Residential retrofit maintains historic appearance
In the middle of the Front Range, looking down over the Denver skyline and plains, sits a historic property built in 1933 that is undergoing a complete transformation. Our task was to replace the existing steam boiler heating system with a hot–water, forced-circulation heating system to provide better temperature control. The other important factor was by eliminating the original steam piping mains in the basement, the new owners would gain valuable headroom space.
The home was mostly stripped down to the studs, but it retained much of the fine woodwork. The house was built in the Southwest style of architecture with white stucco and dark stone exteriors, and a red tile roof. Unfortunately, the exterior walls were either two-by-fours with no insulation or uninsulated concrete block.

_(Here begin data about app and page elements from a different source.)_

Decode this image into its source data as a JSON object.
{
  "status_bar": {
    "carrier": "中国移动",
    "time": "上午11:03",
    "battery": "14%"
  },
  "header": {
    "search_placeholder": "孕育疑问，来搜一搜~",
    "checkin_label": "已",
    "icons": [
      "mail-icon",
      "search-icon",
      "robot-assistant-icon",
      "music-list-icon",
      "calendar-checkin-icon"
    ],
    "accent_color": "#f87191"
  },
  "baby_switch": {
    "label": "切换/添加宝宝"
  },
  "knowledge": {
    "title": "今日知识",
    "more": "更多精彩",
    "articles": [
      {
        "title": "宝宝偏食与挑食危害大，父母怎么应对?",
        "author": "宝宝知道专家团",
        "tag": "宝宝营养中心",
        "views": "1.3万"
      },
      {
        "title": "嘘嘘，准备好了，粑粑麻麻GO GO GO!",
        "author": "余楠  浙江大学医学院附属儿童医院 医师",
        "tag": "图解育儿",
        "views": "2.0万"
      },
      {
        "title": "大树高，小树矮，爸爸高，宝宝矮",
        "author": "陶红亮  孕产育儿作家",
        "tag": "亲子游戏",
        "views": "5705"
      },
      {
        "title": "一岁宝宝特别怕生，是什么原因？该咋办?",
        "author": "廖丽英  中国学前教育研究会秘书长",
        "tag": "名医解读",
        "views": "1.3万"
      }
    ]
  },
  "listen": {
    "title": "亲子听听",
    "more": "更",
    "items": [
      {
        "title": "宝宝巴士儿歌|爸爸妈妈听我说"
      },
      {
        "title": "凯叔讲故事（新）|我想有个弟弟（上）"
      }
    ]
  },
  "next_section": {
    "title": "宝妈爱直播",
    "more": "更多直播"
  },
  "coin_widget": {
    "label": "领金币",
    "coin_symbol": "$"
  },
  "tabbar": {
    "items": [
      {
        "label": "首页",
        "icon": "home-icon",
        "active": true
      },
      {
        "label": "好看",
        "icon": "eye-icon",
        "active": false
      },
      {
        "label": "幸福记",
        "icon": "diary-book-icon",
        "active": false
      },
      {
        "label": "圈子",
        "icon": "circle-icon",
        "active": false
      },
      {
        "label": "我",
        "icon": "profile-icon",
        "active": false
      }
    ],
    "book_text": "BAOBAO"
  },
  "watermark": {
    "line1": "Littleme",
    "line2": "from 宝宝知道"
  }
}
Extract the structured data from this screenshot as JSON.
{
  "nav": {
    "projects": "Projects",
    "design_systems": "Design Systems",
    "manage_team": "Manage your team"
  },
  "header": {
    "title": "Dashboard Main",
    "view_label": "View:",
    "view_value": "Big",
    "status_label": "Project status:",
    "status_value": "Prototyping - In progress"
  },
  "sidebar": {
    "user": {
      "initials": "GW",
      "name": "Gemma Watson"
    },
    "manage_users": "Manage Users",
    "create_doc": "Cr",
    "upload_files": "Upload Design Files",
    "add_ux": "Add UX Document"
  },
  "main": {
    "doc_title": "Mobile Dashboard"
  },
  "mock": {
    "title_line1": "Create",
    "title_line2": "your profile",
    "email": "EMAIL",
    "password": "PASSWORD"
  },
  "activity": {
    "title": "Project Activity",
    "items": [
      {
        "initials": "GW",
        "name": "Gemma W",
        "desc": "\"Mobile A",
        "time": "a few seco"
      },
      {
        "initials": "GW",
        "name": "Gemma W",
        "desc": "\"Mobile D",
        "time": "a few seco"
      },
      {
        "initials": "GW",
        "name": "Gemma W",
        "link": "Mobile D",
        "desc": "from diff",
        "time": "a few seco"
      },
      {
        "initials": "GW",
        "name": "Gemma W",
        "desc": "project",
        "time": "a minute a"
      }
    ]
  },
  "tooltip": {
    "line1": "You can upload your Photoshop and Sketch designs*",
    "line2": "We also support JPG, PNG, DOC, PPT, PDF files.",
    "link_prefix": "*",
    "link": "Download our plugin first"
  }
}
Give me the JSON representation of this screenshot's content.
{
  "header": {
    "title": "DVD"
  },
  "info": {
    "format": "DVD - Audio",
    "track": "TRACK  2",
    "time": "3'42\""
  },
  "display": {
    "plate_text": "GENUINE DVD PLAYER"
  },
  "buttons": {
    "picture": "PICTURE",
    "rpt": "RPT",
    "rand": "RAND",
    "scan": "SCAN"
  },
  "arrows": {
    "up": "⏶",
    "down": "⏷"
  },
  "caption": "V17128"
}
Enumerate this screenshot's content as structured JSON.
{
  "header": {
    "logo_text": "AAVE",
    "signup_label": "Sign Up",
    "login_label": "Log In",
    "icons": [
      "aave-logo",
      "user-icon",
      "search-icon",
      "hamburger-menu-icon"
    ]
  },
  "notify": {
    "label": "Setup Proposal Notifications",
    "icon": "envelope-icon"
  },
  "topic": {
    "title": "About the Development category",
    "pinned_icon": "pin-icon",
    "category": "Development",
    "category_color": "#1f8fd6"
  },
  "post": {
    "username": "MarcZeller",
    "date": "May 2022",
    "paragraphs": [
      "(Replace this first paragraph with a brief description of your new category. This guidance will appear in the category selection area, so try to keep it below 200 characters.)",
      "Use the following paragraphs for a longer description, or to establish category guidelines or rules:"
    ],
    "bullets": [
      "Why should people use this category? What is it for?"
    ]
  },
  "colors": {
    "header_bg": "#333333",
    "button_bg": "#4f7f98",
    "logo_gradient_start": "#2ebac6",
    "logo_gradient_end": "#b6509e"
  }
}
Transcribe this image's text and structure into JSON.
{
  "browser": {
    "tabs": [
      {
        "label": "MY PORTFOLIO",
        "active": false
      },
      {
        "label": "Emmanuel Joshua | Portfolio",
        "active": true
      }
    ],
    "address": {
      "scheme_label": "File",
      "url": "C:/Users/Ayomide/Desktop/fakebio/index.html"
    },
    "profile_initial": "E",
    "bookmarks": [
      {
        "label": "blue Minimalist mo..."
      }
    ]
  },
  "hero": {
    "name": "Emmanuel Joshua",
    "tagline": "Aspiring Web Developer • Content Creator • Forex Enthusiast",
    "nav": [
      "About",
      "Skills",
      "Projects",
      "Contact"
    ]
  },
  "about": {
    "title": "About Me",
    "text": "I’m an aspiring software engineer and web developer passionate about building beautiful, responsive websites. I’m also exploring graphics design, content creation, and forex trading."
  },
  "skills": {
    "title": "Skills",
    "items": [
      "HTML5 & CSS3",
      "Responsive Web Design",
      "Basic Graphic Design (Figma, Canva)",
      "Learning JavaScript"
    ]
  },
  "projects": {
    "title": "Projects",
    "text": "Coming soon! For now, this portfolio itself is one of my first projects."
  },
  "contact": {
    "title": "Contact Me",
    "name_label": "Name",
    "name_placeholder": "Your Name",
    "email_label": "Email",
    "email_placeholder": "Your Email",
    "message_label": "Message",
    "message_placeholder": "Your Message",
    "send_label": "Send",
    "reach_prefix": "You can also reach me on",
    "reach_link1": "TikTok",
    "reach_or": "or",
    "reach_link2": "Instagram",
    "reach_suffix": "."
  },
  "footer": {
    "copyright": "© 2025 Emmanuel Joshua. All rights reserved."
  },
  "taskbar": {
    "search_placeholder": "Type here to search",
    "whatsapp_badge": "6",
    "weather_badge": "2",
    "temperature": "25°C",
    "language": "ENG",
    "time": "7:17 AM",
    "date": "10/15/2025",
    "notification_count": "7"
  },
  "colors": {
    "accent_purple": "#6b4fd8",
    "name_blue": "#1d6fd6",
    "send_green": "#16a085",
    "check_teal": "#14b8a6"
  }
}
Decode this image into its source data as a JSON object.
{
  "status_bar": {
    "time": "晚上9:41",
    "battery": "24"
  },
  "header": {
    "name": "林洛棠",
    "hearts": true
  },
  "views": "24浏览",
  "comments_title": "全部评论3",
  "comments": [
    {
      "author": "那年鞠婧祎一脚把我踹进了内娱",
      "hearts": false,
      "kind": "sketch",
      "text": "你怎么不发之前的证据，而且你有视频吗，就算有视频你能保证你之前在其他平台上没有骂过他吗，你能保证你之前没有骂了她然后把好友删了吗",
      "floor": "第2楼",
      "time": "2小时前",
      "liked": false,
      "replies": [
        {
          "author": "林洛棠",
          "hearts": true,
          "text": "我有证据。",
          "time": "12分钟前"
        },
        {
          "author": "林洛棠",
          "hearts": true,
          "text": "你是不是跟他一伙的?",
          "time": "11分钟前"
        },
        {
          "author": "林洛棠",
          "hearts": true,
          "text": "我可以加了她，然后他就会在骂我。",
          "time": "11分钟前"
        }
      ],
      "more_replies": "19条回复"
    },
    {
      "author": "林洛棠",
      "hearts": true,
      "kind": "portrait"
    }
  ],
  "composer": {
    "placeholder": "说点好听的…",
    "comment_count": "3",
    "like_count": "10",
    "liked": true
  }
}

The ceilings throughout, and in the two vaulted great rooms, were also uninsulated.
For a total of 6,700 square feet of living space, the existing system consisted of two not very old 199,000 Btu/h steam boilers in a two-pipe steam arrangement supplying a variety of heat emitters. The great rooms had floor-mounted and enclosed cast iron radiators. The basement and garage had ceiling and wall-mounted cast iron radiators. The unique parts of the house were the 19 recessed wall unit heat emitters that were built by an unknown manufacturer. The question became, do we replace them or try to salvage them?